Natacha Ramsay-Levi Gives Chloé's Feminine Softness Some Bite
As the news that Riccardo Tisci had been appointed Burberry’s new creative director broke in London, the fashion press gathered in Paris to watch Chloé’s Autumn/ Winter show. It was the brand’s second catwalk collection following their own turn in the industry’s game of musical chairs, when Natacha Ramsay-Levi (ex Louis Vuitton and Balenciaga) took the helm following Brit designer Clare Waight Keller’s departure for Givenchy last year.
For lovers of Waight Keller’s ethereal Chloé woman, Ramsay-Levi’s debut left something to be desired. But if that collection felt a little rushed, this second season revealed a designer who understood and respected the fashion house’s design codes, but also felt comfortable enough to subvert them: a designer at dual purposes.
“The dualistic illusions of a woman as she is now, and who she wants to be,” read the notes accompanying the show.
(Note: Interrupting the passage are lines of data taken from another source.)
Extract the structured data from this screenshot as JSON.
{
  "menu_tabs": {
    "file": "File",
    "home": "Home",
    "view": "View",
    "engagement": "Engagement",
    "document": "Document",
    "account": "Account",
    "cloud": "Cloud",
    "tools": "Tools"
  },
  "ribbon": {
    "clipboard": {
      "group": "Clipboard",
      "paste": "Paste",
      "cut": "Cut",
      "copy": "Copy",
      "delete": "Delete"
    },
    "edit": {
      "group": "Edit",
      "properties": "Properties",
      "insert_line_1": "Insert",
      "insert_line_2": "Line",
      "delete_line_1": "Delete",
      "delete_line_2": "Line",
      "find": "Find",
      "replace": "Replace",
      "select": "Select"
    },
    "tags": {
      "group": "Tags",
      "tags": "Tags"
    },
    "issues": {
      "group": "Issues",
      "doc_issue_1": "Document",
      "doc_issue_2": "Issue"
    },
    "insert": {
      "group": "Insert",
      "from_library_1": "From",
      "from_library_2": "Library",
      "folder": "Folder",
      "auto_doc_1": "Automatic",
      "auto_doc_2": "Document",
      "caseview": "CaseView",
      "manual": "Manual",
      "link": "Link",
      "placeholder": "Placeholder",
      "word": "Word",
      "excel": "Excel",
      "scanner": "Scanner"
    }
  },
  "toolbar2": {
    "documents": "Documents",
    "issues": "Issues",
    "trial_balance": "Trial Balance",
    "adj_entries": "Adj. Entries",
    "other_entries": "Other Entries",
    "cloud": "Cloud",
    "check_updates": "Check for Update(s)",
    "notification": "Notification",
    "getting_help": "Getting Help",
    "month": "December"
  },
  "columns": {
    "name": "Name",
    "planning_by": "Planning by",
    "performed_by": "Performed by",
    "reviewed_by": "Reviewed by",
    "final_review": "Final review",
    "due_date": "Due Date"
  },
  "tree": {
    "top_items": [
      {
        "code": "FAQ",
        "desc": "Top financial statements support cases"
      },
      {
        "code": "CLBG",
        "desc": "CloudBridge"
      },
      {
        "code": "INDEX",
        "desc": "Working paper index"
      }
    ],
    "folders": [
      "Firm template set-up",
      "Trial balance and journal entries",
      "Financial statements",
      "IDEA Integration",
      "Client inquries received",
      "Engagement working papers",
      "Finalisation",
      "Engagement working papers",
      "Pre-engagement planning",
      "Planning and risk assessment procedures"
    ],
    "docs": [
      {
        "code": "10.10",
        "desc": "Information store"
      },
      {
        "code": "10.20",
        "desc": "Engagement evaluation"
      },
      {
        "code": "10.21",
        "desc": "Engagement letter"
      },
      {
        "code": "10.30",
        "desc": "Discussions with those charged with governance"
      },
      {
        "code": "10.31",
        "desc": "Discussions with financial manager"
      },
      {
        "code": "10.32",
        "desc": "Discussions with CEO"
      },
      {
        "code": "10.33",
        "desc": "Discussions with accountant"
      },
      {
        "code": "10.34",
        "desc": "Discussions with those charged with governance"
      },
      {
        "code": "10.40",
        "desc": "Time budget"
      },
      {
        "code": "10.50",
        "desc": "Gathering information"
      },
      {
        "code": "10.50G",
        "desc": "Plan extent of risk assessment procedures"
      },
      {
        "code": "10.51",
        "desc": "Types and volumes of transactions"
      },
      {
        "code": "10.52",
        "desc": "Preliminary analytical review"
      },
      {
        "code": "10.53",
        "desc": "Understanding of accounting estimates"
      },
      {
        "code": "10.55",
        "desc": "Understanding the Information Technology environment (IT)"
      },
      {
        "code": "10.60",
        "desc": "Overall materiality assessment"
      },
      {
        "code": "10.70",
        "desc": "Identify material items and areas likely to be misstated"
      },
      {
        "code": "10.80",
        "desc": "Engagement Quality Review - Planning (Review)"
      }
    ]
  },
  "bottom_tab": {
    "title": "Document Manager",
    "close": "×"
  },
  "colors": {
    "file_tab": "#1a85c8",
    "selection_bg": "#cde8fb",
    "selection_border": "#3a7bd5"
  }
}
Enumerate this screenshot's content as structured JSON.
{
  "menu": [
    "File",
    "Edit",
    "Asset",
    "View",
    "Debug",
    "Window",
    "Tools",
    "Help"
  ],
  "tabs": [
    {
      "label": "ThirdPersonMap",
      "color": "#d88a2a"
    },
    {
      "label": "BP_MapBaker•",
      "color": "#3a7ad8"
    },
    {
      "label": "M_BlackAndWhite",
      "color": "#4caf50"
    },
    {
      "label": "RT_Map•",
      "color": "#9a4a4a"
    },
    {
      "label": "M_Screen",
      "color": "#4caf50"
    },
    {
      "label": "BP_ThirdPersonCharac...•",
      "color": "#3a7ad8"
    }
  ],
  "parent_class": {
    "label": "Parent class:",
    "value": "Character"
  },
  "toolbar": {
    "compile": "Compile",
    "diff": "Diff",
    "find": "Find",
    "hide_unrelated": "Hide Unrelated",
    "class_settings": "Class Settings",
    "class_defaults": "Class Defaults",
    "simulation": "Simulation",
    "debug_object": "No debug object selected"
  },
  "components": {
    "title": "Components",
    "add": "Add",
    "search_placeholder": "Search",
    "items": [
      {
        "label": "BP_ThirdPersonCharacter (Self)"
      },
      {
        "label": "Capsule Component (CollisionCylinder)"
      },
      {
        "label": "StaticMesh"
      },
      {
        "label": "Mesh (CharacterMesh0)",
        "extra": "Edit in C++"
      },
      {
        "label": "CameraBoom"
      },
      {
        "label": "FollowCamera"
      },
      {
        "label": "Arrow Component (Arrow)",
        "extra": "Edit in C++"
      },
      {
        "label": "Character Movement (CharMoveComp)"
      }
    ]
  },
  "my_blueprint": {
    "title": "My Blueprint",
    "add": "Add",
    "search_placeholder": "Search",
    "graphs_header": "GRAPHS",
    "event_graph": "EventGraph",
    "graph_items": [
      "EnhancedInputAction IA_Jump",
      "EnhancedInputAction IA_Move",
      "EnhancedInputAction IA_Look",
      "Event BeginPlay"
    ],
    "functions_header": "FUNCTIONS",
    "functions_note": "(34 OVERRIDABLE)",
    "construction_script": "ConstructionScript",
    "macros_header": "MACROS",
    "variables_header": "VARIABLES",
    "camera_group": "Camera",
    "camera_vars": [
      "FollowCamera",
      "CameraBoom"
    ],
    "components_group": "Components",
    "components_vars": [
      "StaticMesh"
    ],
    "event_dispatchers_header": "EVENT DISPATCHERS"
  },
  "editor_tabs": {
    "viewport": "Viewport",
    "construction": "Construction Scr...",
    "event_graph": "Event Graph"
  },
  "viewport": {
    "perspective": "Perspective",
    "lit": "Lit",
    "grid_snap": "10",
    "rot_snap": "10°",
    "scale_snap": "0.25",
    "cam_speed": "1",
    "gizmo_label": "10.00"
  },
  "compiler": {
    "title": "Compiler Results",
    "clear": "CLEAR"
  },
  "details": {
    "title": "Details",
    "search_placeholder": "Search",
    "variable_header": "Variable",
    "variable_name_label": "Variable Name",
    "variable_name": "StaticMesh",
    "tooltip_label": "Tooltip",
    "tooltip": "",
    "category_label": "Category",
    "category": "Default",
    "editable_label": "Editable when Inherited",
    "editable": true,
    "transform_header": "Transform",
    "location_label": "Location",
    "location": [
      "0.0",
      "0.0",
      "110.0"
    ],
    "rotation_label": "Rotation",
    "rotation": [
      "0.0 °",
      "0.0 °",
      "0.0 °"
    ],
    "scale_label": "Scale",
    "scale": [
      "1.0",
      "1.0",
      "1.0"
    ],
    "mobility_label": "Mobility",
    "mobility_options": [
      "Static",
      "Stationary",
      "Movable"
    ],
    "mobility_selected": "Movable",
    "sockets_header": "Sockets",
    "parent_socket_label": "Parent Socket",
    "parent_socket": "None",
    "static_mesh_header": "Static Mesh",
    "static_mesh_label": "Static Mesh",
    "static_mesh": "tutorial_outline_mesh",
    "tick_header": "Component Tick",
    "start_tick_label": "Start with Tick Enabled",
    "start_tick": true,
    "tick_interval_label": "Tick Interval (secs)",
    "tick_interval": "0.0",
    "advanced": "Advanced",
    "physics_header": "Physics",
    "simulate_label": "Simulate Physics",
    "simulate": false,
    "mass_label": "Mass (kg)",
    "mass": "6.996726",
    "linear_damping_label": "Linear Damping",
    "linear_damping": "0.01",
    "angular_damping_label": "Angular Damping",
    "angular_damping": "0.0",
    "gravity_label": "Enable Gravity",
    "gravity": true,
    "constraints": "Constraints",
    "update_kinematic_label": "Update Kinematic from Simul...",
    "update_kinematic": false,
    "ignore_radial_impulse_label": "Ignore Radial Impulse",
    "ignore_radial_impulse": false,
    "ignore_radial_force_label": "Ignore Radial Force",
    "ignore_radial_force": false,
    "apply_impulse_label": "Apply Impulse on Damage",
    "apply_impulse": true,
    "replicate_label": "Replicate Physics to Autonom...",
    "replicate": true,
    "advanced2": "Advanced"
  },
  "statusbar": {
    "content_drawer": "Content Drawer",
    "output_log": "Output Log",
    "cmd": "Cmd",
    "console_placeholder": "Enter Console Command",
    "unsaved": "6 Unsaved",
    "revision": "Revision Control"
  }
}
Who does she want to be? All that feminine softness had been given some bite, and even Chloé’s signature 1970s colour palette took on a distinctly utilitarian bent paired with sand and khaki. Shearling jackets were cropped to give an aviator feel, while jodhpur/parachute hybrid trousers looked military issue tucked into boots.
And oh, the boots: there were lace-up boxing boots with ribbed rubber toes, and more western leather styles with engraved metal Cuban heels. Bags were embossed with the rearing horses that Ramsay Levi embroidered onto trouser suits last season. This was less contrived, and more relaxed - but crucially for the business, those commercially successful accessories weren’t overlooked.
Western nods continued in the form of silk shirts with contrast coloured yokes and metal studding. Lace and the Chloé woman are synonymous, but even that Ramsay-Levi was determined to modernise; instead of delicate florals there were geometric chevrons, echoed in 70s upholstery prints.
Hardware dressed-up and toughened-up at turns. Zips were not just for purpose, but slashed across the top of the thigh on high-waisted trousers. Gobstopper-sized stones dusted knuckles and silver cuffs were shield-like on wrists and upper arms. Necklaces, too, had been blown up into thick silver chains worn doubled or even tripled up. Gold coin and ring necklaces looped around high collars or trailed long over low necklines, sometimes over bare decolletage, sometimes a fine-knit poloneck layered underneath silk - a nod to how women really dress in the winter (and on cold, early-March days).
Just a few hours later, Ramsay-Levi could be seen sitting front row at Paco Rabanne, her outfit a road-test in the same stylish layering, from cream shearling coat and sand-beige trousers to brown military boots - though the rest of us will have to wait a few months to wear them.